     What a delightful surprise to be assigned to a land station and especially such a prominent one located in a resort later to known as "The Worlds Playground."
     The couple of years spent at this station were most enjoyable as we alternated the day and night watches which gave both operators plenty of time for daytime as well as evening recreation and our location was almost as good as being aboard ship because during storms the pier rocked and the huge waves splashed up over the sides and through the open floor boards, with the twang of the salt spray most invigorating. Many were the good friends I made while there, among them Captain Jeffries who later operated the Jefferies baths on the boardwalk; Captain Young who built the Million Dollar Pier and had his home between the wireless station and the boardwalk end of the pier; Charley Seymour who was engineer at one of the big hotels; and others, all amateur wireless operators.
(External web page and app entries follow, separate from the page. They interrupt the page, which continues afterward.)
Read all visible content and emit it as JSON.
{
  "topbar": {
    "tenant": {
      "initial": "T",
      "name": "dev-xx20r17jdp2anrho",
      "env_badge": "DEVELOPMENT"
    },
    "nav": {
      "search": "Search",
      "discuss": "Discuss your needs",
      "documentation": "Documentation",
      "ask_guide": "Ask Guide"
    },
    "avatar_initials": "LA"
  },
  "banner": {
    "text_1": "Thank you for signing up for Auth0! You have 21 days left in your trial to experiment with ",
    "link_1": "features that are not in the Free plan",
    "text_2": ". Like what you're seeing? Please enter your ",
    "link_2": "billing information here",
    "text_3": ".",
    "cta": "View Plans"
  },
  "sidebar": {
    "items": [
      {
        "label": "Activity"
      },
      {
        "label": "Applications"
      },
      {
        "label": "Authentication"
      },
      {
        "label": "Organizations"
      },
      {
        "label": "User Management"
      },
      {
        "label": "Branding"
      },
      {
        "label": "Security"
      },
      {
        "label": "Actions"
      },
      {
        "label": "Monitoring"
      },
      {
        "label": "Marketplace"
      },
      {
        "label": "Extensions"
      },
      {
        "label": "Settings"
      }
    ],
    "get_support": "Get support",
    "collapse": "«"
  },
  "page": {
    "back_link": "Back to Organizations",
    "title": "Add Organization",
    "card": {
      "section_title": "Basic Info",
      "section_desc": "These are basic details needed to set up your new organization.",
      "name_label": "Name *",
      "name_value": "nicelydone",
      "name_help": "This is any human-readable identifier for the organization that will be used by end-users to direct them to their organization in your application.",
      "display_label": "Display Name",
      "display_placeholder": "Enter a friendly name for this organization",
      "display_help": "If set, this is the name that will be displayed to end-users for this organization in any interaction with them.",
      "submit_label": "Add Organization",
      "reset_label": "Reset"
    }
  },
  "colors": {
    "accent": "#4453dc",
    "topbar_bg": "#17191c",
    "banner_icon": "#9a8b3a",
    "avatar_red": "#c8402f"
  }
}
Pages 2-3:


     Out near the ocean end of the Million Dollar Pier in Atlantic City, New Jersey, shortly after midnight in 1909, I was preparing to close the wireless station for the night after clearing all passing ships of their traffic, when suddenly there came a call in my head-phones, the dots and dashes spelling out "AX - AX, are you there". AX was our wireless call. So I immediately replied "Go ahead." In a rather excited and jerky manner came back the reply "We are on fire, please remain on our wave length, we are about 40 miles abreast of you."
     With such a report of distress at sea I immediately did the customary thing of sending out the general CQ and OS meaning for all ships within range to answer and give their exact positions in that general locality, in the event they might be needed for rescue operations, and then I ordered silence of all other transmissions until the emergency was over.
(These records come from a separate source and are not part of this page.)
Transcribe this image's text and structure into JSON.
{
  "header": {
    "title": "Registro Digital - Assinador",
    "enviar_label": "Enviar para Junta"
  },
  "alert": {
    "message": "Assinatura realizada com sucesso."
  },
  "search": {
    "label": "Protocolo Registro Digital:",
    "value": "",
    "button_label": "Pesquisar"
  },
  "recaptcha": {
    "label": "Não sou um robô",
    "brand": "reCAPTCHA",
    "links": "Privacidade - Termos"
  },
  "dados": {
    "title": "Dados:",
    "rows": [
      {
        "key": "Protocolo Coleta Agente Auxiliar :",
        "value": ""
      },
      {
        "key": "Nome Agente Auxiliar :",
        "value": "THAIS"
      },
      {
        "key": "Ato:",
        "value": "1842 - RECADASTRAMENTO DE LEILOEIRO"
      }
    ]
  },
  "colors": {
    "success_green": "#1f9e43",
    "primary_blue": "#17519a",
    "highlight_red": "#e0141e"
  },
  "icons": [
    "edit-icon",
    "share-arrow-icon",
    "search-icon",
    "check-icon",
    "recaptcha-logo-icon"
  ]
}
     Every few minutes the thoroughly frightened operator on the burning ship would call and ask "are you still there? We may need assistance at any moment." During the course of his following transmissions he gave snatches of information such as "the smoke in this room is so dense I can hardly see a thing." A few minutes later he said "I'm black as coal, have been down in the hold helping fight the fire", followed by "We now have a list of forty-five degrees, don't leave us as we may need help any minute, am awaiting the Captains orders."
     And so it continued throughout the remainder of the night while his signals gradually grew weaker and weaker as the ship proceeded southward. Fortunately the fire was kept under control as by daylight the signals from the ship had become very weak due to increased distance, and I later learned that they had put into a port in Florida where the city fire department was called and extinguished the blaze.
     I never learned that fellows name and still haven't any idea who he was, but I do have the dubious distinction of baby-sitting with a ship at sea.